Until 2002 the City of Oslo provided a coherent chain of services which met the clients’ needs at all stages. Now we have an organisational, structural and professional divide between the welfare and social system, provided by the City, and the state-run health system which gives medical and psychological treatment. Inefficiencies in the co-operation between the two systems inevitably will affect the clients’ situation negatively. But the situation is improving.
Despite the organisational disunity, we have managed to design a joint plan and methods for cooperation between a wide variety of agencies. Oslo’s social welfare system is well organised, has a highly educated staff and is big enough to meet the existing needs. It functions well in many areas. However, it is increasingly evident that the current system has been under-performing when it comes to drug prevention. We have been too preoccupied with those who already have an addiction. So I will first focus on what is being done about this, and then offer some thoughts on rehabilitation.

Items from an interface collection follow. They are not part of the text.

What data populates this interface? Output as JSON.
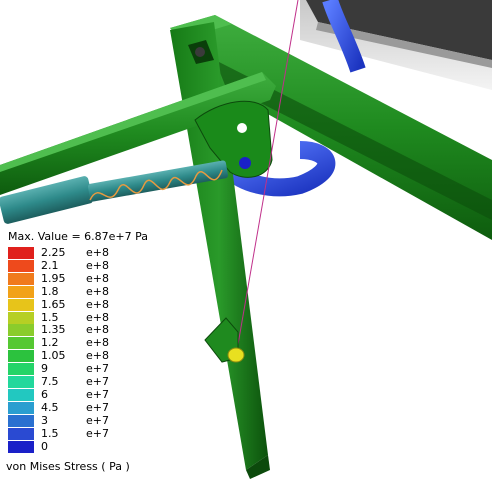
{
  "legend": {
    "max_value": "Max. Value = 6.87e+7 Pa",
    "caption": "von Mises  Stress  ( Pa )",
    "levels": [
      {
        "value": "2.25",
        "exp": "e+8",
        "color": "#e0201c"
      },
      {
        "value": "2.1",
        "exp": "e+8",
        "color": "#ee4a1c"
      },
      {
        "value": "1.95",
        "exp": "e+8",
        "color": "#f07a1c"
      },
      {
        "value": "1.8",
        "exp": "e+8",
        "color": "#f2a218"
      },
      {
        "value": "1.65",
        "exp": "e+8",
        "color": "#e7c41a"
      },
      {
        "value": "1.5",
        "exp": "e+8",
        "color": "#b6cf24"
      },
      {
        "value": "1.35",
        "exp": "e+8",
        "color": "#8acc2c"
      },
      {
        "value": "1.2",
        "exp": "e+8",
        "color": "#55c832"
      },
      {
        "value": "1.05",
        "exp": "e+8",
        "color": "#2cc23e"
      },
      {
        "value": "9",
        "exp": "e+7",
        "color": "#24d468"
      },
      {
        "value": "7.5",
        "exp": "e+7",
        "color": "#22d89c"
      },
      {
        "value": "6",
        "exp": "e+7",
        "color": "#22c8c0"
      },
      {
        "value": "4.5",
        "exp": "e+7",
        "color": "#2a9ed0"
      },
      {
        "value": "3",
        "exp": "e+7",
        "color": "#2a70d0"
      },
      {
        "value": "1.5",
        "exp": "e+7",
        "color": "#2a4ad2"
      },
      {
        "value": "0",
        "exp": "",
        "color": "#1a20c8"
      }
    ]
  },
  "colors": {
    "frame_green": "#1f8a1f",
    "frame_dark": "#0f5a0f",
    "cylinder_teal": "#2e8a8a",
    "tube_blue": "#2a50e0"
  }
}
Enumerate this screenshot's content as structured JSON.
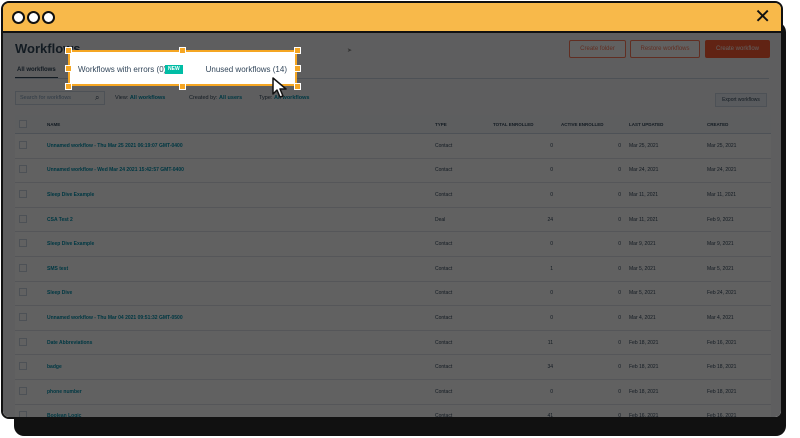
{
  "header": {
    "title": "Workflows",
    "buttons": [
      "Create folder",
      "Restore workflows",
      "Create workflow"
    ]
  },
  "tabs": [
    "All workflows"
  ],
  "filters": {
    "search_placeholder": "Search for workflows",
    "view_label": "View:",
    "view_value": "All workflows",
    "created_label": "Created by:",
    "created_value": "All users",
    "type_label": "Type:",
    "type_value": "All workflows",
    "export_label": "Export workflows"
  },
  "table": {
    "columns": [
      "NAME",
      "TYPE",
      "TOTAL ENROLLED",
      "ACTIVE ENROLLED",
      "LAST UPDATED",
      "CREATED"
    ],
    "rows": [
      {
        "name": "Unnamed workflow - Thu Mar 25 2021 06:19:07 GMT-0400",
        "type": "Contact",
        "total": "0",
        "active": "0",
        "updated": "Mar 25, 2021",
        "created": "Mar 25, 2021"
      },
      {
        "name": "Unnamed workflow - Wed Mar 24 2021 15:42:57 GMT-0400",
        "type": "Contact",
        "total": "0",
        "active": "0",
        "updated": "Mar 24, 2021",
        "created": "Mar 24, 2021"
      },
      {
        "name": "Sleep Dive Example",
        "type": "Contact",
        "total": "0",
        "active": "0",
        "updated": "Mar 11, 2021",
        "created": "Mar 11, 2021"
      },
      {
        "name": "CSA Test 2",
        "type": "Deal",
        "total": "24",
        "active": "0",
        "updated": "Mar 11, 2021",
        "created": "Feb 9, 2021"
      },
      {
        "name": "Sleep Dive Example",
        "type": "Contact",
        "total": "0",
        "active": "0",
        "updated": "Mar 9, 2021",
        "created": "Mar 9, 2021"
      },
      {
        "name": "SMS test",
        "type": "Contact",
        "total": "1",
        "active": "0",
        "updated": "Mar 5, 2021",
        "created": "Mar 5, 2021"
      },
      {
        "name": "Sleep Dive",
        "type": "Contact",
        "total": "0",
        "active": "0",
        "updated": "Mar 5, 2021",
        "created": "Feb 24, 2021"
      },
      {
        "name": "Unnamed workflow - Thu Mar 04 2021 09:51:32 GMT-0500",
        "type": "Contact",
        "total": "0",
        "active": "0",
        "updated": "Mar 4, 2021",
        "created": "Mar 4, 2021"
      },
      {
        "name": "Date Abbreviations",
        "type": "Contact",
        "total": "11",
        "active": "0",
        "updated": "Feb 18, 2021",
        "created": "Feb 16, 2021"
      },
      {
        "name": "badge",
        "type": "Contact",
        "total": "34",
        "active": "0",
        "updated": "Feb 18, 2021",
        "created": "Feb 18, 2021"
      },
      {
        "name": "phone number",
        "type": "Contact",
        "total": "0",
        "active": "0",
        "updated": "Feb 18, 2021",
        "created": "Feb 18, 2021"
      },
      {
        "name": "Boolean Logic",
        "type": "Contact",
        "total": "41",
        "active": "0",
        "updated": "Feb 16, 2021",
        "created": "Feb 16, 2021"
      }
    ]
  },
  "popup": {
    "errors_label": "Workflows with errors (0)",
    "badge": "NEW",
    "unused_label": "Unused workflows (14)"
  },
  "colors": {
    "titlebar": "#f8b94a",
    "highlight": "#f5a623",
    "badge": "#00bda5",
    "accent": "#ff5c35"
  }
}
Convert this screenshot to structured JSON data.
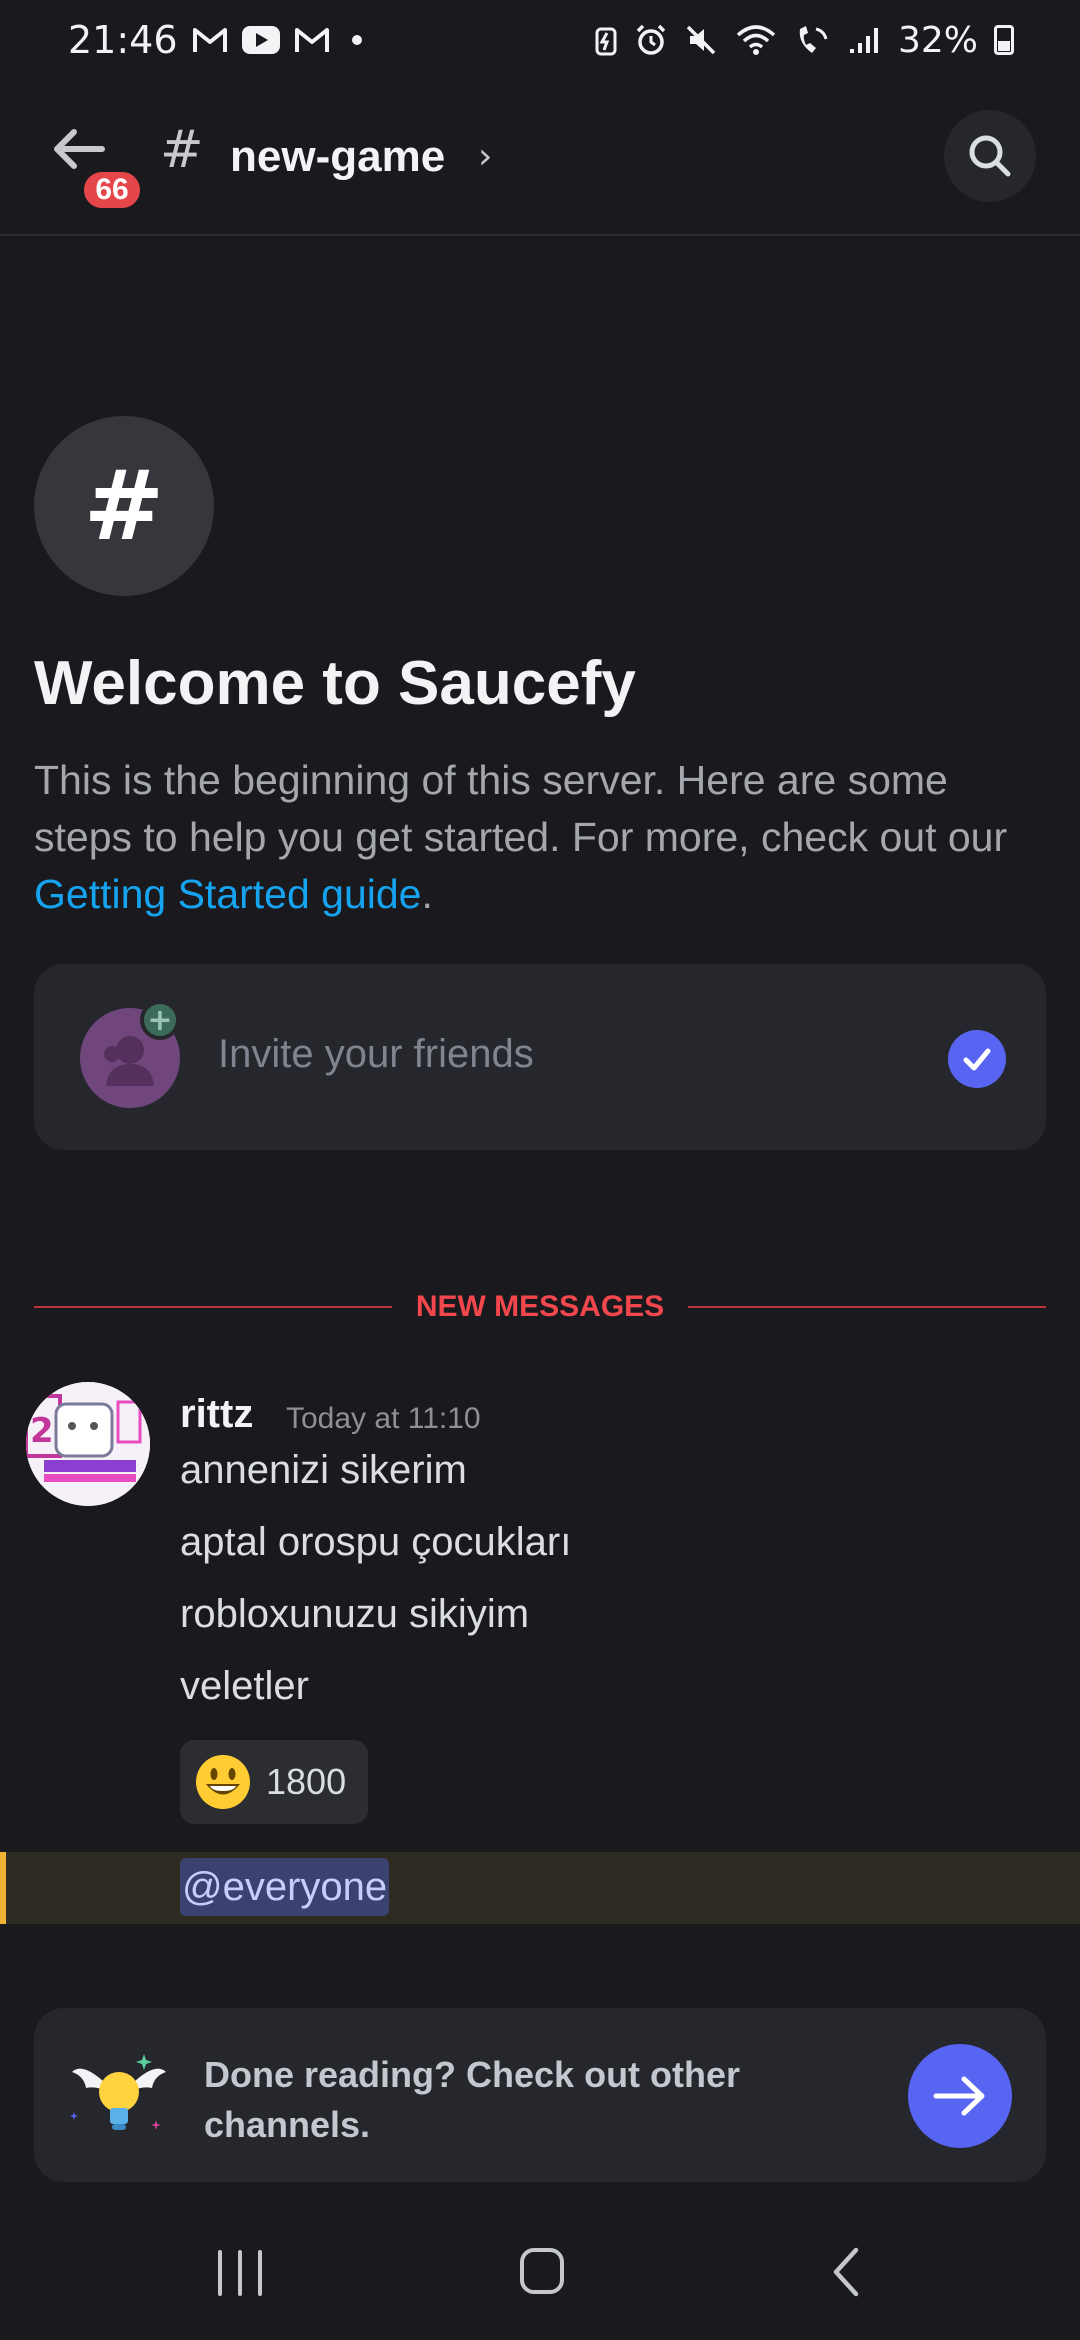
{
  "status_bar": {
    "time": "21:46",
    "battery": "32%"
  },
  "header": {
    "unread_badge": "66",
    "channel_hash": "#",
    "channel_name": "new-game",
    "chevron": "›"
  },
  "welcome": {
    "server_icon_glyph": "#",
    "title": "Welcome to Saucefy",
    "desc_before": "This is the beginning of this server. Here are some steps to help you get started. For more, check out our ",
    "desc_link": "Getting Started guide",
    "desc_after": "."
  },
  "invite_card": {
    "label": "Invite your friends",
    "completed": true
  },
  "divider": {
    "label": "NEW MESSAGES"
  },
  "message": {
    "username": "rittz",
    "timestamp": "Today at 11:10",
    "lines": [
      "annenizi sikerim",
      "aptal orospu çocukları",
      "robloxunuzu sikiyim",
      "veletler"
    ],
    "reaction": {
      "emoji": "😃",
      "count": "1800"
    },
    "mention": "@everyone"
  },
  "done_card": {
    "text": "Done reading? Check out other channels."
  },
  "colors": {
    "background": "#1a1a1e",
    "blurple": "#5865f2",
    "link": "#16a3f0",
    "new_messages_red": "#f2474c",
    "mention_highlight": "#f0b232"
  }
}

Administratively, the City of Oslo is divided into 15 autonomous local authorities, or districts. In every district we have established a cross-agency unit which aims at establishing contact with high-risk youth. These local units are called SALTO, which is an acronym for “together we build a safe Oslo”, and the preventive units have a central administration which reports to The Police Council. The Police Council is composed of the Chief City Commissioner, the Chief of Police, and other leaders both from the Police Force and from the City Civil Service. So we have established a chain of communication which stretches from people on the local level to the city leadership. This structure is showing encouraging results.
We are confronting the drug problem on an individual level, trying to nip substance abuse in the bud, so to speak. Through SALTO and through the Police Council we are incorporating all the relevant agencies in a coordinated effort to curb recruitment to the ranks of the abusers.

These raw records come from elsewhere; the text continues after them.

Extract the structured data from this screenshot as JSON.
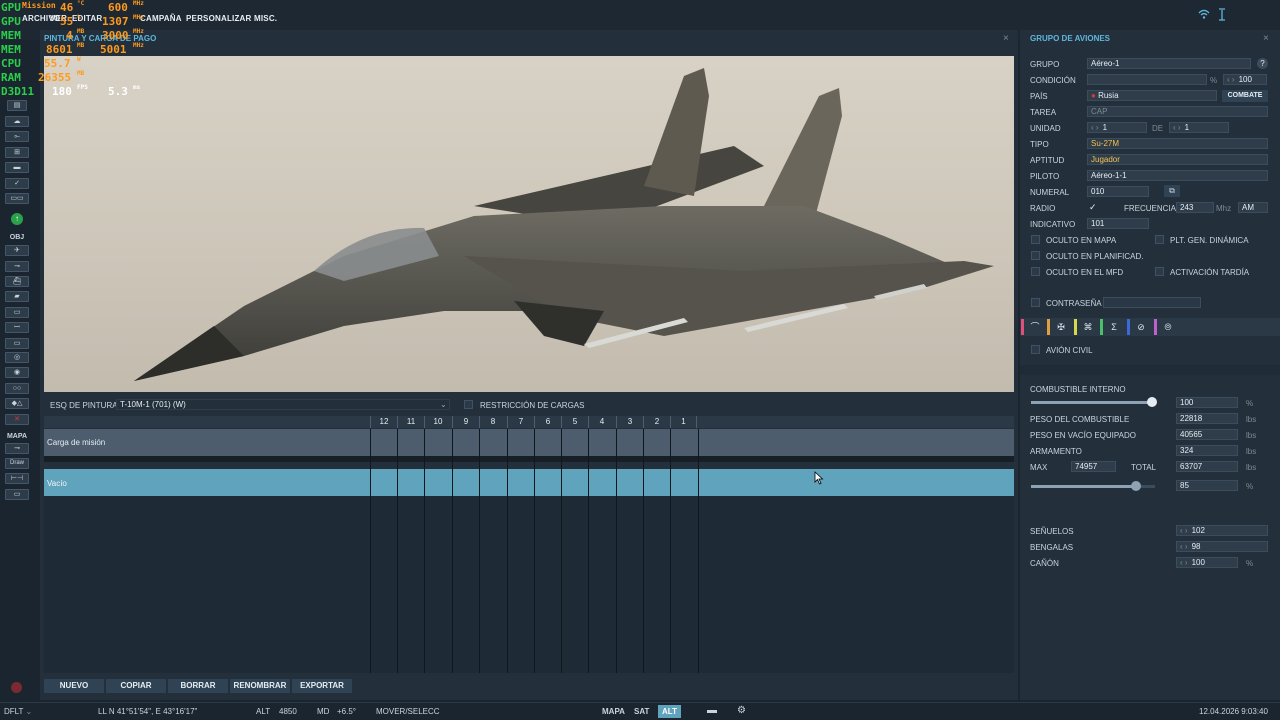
{
  "topbar": {
    "menus": [
      "ARCHIVO",
      "VER",
      "EDITAR",
      "CAMPAÑA",
      "PERSONALIZAR",
      "MISC."
    ],
    "mission_fragment": "Mission"
  },
  "osd": [
    {
      "label": "GPU",
      "value": "46",
      "unit": "°C",
      "value2": "600",
      "unit2": "MHz"
    },
    {
      "label": "GPU",
      "value": "55",
      "unit": "%",
      "value2": "1307",
      "unit2": "MHz"
    },
    {
      "label": "MEM",
      "value": "4",
      "unit": "MB",
      "value2": "3000",
      "unit2": "MHz"
    },
    {
      "label": "MEM",
      "value": "8601",
      "unit": "MB",
      "value2": "5001",
      "unit2": "MHz"
    },
    {
      "label": "CPU",
      "value": "55.7",
      "unit": "W"
    },
    {
      "label": "RAM",
      "value": "26355",
      "unit": "MB"
    },
    {
      "label": "D3D11",
      "value": "180",
      "unit": "FPS",
      "value2": "5.3",
      "unit2": "ms"
    }
  ],
  "left_toolbar": {
    "obj_label": "OBJ",
    "mapa_label": "MAPA",
    "draw_label": "Draw"
  },
  "main": {
    "title": "PINTURA Y CARGA DE PAGO",
    "paint_label": "ESQ DE PINTURA",
    "paint_value": "T-10M-1 (701) (W)",
    "restriction_label": "RESTRICCIÓN DE CARGAS",
    "stations": [
      "12",
      "11",
      "10",
      "9",
      "8",
      "7",
      "6",
      "5",
      "4",
      "3",
      "2",
      "1"
    ],
    "mission_load_label": "Carga de misión",
    "selected_row": "Vacío",
    "buttons": [
      "NUEVO",
      "COPIAR",
      "BORRAR",
      "RENOMBRAR",
      "EXPORTAR"
    ]
  },
  "right": {
    "title": "GRUPO DE AVIONES",
    "grupo_label": "GRUPO",
    "grupo_value": "Aéreo-1",
    "condicion_label": "CONDICIÓN",
    "condicion_unit": "%",
    "condicion_value": "100",
    "pais_label": "PAÍS",
    "pais_value": "Rusia",
    "combate_btn": "COMBATE",
    "tarea_label": "TAREA",
    "tarea_value": "CAP",
    "unidad_label": "UNIDAD",
    "unidad_value": "1",
    "de_label": "DE",
    "de_value": "1",
    "tipo_label": "TIPO",
    "tipo_value": "Su-27M",
    "aptitud_label": "APTITUD",
    "aptitud_value": "Jugador",
    "piloto_label": "PILOTO",
    "piloto_value": "Aéreo-1-1",
    "numeral_label": "NUMERAL",
    "numeral_value": "010",
    "radio_label": "RADIO",
    "frecuencia_label": "FRECUENCIA",
    "frecuencia_value": "243",
    "frecuencia_unit": "Mhz",
    "modulation": "AM",
    "indicativo_label": "INDICATIVO",
    "indicativo_value": "101",
    "oculto_mapa": "OCULTO EN MAPA",
    "plt_gen": "PLT. GEN. DINÁMICA",
    "oculto_plan": "OCULTO EN PLANIFICAD.",
    "oculto_mfd": "OCULTO EN EL MFD",
    "activacion": "ACTIVACIÓN TARDÍA",
    "contrasena": "CONTRASEÑA",
    "avion_civil": "AVIÓN CIVIL",
    "combustible_label": "COMBUSTIBLE INTERNO",
    "combustible_value": "100",
    "pct": "%",
    "peso_comb_label": "PESO DEL COMBUSTIBLE",
    "peso_comb_value": "22818",
    "peso_vacio_label": "PESO EN VACÍO EQUIPADO",
    "peso_vacio_value": "40565",
    "armamento_label": "ARMAMENTO",
    "armamento_value": "324",
    "lbs": "lbs",
    "max_label": "MAX",
    "max_value": "74957",
    "total_label": "TOTAL",
    "total_value": "63707",
    "total_pct_value": "85",
    "senuelos_label": "SEÑUELOS",
    "senuelos_value": "102",
    "bengalas_label": "BENGALAS",
    "bengalas_value": "98",
    "canon_label": "CAÑÓN",
    "canon_value": "100"
  },
  "statusbar": {
    "profile": "DFLT",
    "ll": "LL  N 41°51'54\", E 43°16'17\"",
    "alt_label": "ALT",
    "alt_value": "4850",
    "md_label": "MD",
    "md_value": "+6.5°",
    "mode": "MOVER/SELECC",
    "mapa": "MAPA",
    "sat": "SAT",
    "alt": "ALT",
    "datetime": "12.04.2026 9:03:40"
  },
  "colors": {
    "accent": "#5fb6dd",
    "selected_row": "#5fa3bd",
    "panel": "#23303c",
    "osd_green": "#2bd04a",
    "osd_orange": "#ff9a1c"
  }
}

We are probably finding ourselves at the start of a paradigmatic change in our endeavour to combat drug abuse. The main thrust of our efforts will to an increasing degree be towards prevention.

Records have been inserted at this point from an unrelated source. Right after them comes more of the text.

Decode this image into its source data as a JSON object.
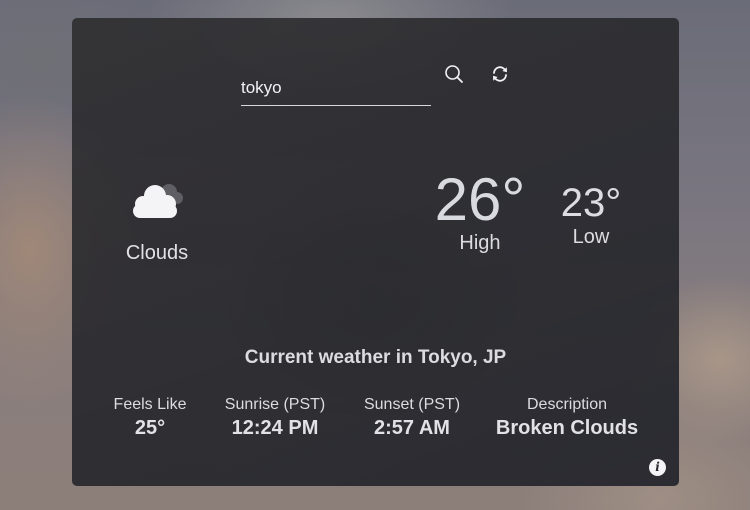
{
  "search": {
    "value": "tokyo",
    "placeholder": "",
    "search_icon": "search-icon",
    "refresh_icon": "refresh-icon"
  },
  "current": {
    "condition": "Clouds",
    "condition_icon": "cloud-icon",
    "high": "26°",
    "high_label": "High",
    "low": "23°",
    "low_label": "Low"
  },
  "location": {
    "title": "Current weather in Tokyo, JP"
  },
  "stats": [
    {
      "label": "Feels Like",
      "value": "25°"
    },
    {
      "label": "Sunrise (PST)",
      "value": "12:24 PM"
    },
    {
      "label": "Sunset (PST)",
      "value": "2:57 AM"
    },
    {
      "label": "Description",
      "value": "Broken Clouds"
    }
  ],
  "info": {
    "icon": "info-icon",
    "glyph": "i"
  }
}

In Oslo this is a constant debate and I think this discussion should be continued without reducing the existing services.
When it comes to rehabilitation, all contact with drug abusers must be conducted in a way which is respectful of their human dignity. We need to be able to offer both maintenance treatment and low-threshold medical services, and to the greatest possible degree medication-free treatment. Those who want help must be offered the type of help which has the greatest chance of improving their lives.
Oslo’s City Council strongly supports non-government supplements to the public social and welfare system. Voluntary organisations, value-oriented social networks and idealistic private citizens cooperate very productively with the professionals. In many cases these groups provide more effective and better services than their public counterparts, and in the future I hope to see an even greater contribution by non-government forces.
But for the City Council the main goal must be to prevent young people from embarking upon a drug career in the first place. In a long-term perspective it does little good to spend our resources on those at the end of their career as drug abusers. Social circumstances and individual tragedies will continuously produce and reproduce people who engage in self-destructive and anti-social activities. If we fail to prioritise the youngest individuals, the vicious circle will never be broken.
We as politicians should recognise the limitations as well as the strengths of public services, and encourage a broader public participation in social work. In modern Norway most people much more leisure time than earlier generations had. Thus we have human resources which today are not being drawn upon.
I believe a key to helping more at-risk youth in a better way is to mobilise civil society more efficiently through the institutions and organisations that we already have. By putting a stronger emphasis on prevention the results will perhaps be longer in coming. But such an approach will be better than our historic focus on treatment both economically, socially and morally.
Thank you for your attention!